A mother whose son was murdered with a knife has slammed "lenient" judges after rock legend Bryan Ferry's son walked free from court for carrying a blade.
Merlin Ferry, 22, was handed a community sentence at Isleworth Crown Court for carrying a knife in public - his second such offence in two years.
Judge Paul Dugdale could have jailed him for up to four years.
Knife crime campaigner Ann Oakes-Odger slammed the sentence. Her son, Westley, was stabbed to death during an attack by two men in Colchester in 2005.
Oakes-Odger told IBTimes UK: "We have the ability to hand down a four-year sentence and that should happen. This lenient sentence is just not good enough.
"I do not think judges are using the sentence enough. I do not want to see young people in jail but we need to send a clear message after the first time.
"This young man has had that chance and it seems to me he is blatantly disregarding that chance by carrying a knife and then getting off with a lenient sentence."
Privileged Ferry, whose father is former Roxy Music singer Bryan Ferry, walked out of court after Judge Dugdale showed mercy and passed a non-custodial sentence. Ferry's lawyer told the court that he had a bright future ahead of him.
The defendant was criticised during the trial for telling police officers "to investigate real crime" when he was arrested in 2012 in Chelsea, west London. After his arrest, Ferry complained that having a knife was only a problem on council estates, and about having to get up early to travel from his Shropshire home for court appearances.
Dugdale said upon sentencing: "One of my nightmares is that I give a lenient sentence to someone for having a bladed article and read a few months later that they have stabbed someone."
Oakes-Odger called on judges to get tough on repeat knife offenders. Her son's killers had threatened a police officer with a samurai sword months before stabbing Westley.
"My son had a bright future ahead of him too and so did other families who are left grieving their dead children," she told IBTimes UK.
"The judge should be thinking about the bright future of other people's children who he's putting in danger by handing down a sentence as lenient as this.
"Judges take a gamble when they decide not to jail people who repeatedly carry knives. It's leniency that can ultimately end up in murder."
She founded KnifeCrimes.Org to toughen up laws on knife violence. In 2011 she was awarded an MBE for her efforts.

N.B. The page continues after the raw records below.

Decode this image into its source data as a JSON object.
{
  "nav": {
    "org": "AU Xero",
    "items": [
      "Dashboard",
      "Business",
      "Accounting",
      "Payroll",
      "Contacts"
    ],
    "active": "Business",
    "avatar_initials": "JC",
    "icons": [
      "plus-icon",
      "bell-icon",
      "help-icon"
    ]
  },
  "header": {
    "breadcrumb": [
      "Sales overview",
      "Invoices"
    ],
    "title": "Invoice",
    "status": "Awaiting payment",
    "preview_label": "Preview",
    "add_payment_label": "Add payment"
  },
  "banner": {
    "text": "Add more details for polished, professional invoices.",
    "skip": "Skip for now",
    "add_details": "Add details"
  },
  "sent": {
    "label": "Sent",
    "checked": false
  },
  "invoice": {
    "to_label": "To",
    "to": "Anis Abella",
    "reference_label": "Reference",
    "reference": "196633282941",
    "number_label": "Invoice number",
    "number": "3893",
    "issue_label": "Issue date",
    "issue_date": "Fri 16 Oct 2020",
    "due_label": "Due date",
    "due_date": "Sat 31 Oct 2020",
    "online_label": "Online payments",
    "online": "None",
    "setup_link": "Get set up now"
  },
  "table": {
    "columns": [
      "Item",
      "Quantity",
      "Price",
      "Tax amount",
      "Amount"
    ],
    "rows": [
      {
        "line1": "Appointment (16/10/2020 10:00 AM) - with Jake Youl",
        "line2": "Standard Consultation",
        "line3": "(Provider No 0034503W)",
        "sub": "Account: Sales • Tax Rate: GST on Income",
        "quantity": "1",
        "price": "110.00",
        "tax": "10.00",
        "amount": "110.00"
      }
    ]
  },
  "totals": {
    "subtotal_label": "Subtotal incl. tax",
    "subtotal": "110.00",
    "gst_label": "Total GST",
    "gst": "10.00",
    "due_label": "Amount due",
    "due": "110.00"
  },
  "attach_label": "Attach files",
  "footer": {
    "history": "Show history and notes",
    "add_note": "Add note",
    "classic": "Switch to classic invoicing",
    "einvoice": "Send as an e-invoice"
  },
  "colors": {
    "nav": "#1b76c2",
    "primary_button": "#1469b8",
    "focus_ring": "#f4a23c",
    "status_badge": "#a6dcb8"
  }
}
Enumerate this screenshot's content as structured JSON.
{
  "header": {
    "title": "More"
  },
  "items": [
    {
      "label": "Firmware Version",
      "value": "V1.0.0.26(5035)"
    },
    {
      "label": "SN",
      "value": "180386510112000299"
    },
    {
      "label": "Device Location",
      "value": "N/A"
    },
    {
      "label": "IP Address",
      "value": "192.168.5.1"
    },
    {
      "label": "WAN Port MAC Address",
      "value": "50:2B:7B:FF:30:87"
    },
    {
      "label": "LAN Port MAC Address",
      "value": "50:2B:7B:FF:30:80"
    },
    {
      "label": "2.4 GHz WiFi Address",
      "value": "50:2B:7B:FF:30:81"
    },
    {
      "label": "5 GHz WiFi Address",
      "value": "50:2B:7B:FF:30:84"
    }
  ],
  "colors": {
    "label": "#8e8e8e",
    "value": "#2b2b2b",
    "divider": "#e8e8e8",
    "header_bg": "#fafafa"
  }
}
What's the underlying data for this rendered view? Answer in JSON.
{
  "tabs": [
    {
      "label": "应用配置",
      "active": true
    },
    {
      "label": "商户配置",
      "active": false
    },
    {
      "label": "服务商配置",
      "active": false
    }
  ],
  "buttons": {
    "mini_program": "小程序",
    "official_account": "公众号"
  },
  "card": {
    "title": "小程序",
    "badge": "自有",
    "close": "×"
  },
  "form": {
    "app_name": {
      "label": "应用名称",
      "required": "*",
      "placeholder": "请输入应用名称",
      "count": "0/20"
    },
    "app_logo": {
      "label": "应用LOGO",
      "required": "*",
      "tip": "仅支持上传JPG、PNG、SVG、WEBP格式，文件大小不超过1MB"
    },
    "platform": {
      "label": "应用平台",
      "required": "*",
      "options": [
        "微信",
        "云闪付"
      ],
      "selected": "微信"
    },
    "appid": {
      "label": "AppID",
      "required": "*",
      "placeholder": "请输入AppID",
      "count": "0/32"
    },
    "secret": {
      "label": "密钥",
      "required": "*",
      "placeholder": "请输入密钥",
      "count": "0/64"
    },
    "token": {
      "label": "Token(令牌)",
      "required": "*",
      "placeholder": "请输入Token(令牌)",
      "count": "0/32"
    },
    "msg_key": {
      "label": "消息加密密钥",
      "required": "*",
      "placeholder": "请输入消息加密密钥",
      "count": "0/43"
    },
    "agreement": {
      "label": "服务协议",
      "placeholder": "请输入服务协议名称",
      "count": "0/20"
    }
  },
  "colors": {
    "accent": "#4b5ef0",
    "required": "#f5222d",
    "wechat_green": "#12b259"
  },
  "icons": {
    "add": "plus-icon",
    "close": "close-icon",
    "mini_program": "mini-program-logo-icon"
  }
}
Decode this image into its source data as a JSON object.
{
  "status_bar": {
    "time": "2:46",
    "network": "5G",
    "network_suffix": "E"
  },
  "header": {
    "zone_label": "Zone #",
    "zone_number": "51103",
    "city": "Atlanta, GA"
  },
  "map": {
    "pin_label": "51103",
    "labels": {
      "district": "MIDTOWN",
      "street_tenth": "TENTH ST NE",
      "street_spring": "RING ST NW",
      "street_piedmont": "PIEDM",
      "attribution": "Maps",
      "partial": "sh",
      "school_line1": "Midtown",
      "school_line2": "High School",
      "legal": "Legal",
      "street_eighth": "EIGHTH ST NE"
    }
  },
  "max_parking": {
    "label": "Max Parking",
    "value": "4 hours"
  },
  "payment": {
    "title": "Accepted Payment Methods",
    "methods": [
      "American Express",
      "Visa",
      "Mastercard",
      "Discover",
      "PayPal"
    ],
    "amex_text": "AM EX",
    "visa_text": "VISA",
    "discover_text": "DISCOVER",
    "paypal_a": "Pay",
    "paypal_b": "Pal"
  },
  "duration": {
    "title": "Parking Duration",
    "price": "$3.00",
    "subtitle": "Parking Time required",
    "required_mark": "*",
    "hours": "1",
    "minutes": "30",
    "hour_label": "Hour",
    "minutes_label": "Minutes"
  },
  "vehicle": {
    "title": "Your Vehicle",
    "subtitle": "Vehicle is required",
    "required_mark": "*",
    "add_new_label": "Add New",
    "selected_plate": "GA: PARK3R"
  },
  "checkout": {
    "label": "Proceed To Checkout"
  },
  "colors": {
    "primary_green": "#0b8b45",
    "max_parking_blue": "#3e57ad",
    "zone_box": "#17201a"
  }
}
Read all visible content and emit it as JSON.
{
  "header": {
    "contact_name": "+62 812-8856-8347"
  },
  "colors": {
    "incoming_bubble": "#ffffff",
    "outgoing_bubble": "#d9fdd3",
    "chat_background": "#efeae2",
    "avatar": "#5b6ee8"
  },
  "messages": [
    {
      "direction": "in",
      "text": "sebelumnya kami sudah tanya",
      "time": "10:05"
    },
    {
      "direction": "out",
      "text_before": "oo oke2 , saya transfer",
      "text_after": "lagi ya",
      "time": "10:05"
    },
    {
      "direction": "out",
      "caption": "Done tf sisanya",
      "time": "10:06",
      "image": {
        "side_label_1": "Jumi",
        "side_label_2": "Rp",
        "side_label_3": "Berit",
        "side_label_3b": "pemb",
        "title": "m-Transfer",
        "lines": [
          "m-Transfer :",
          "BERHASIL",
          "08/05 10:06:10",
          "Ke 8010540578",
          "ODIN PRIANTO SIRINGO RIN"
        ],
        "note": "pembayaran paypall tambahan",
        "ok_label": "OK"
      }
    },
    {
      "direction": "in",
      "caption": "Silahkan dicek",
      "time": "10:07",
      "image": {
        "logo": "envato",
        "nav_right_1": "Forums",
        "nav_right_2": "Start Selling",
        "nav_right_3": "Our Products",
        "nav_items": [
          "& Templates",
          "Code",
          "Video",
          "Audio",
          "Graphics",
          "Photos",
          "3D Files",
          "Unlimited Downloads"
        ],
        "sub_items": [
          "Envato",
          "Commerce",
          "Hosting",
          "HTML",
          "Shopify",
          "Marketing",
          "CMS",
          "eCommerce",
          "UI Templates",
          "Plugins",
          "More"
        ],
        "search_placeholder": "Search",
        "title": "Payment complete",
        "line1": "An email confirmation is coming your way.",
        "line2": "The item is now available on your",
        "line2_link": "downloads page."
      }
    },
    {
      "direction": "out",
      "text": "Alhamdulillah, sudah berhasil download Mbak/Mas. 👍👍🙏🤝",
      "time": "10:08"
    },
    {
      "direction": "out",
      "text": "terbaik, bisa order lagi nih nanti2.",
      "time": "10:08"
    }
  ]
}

Oakes-Odger spoke of the impact of losing a loved one to violence. She said: "The trauma of losing someone to violence changes a family forever, so judges should think, do they want to be the person responsible for giving repeated chances to someone who then goes and kills someone with a knife," she said.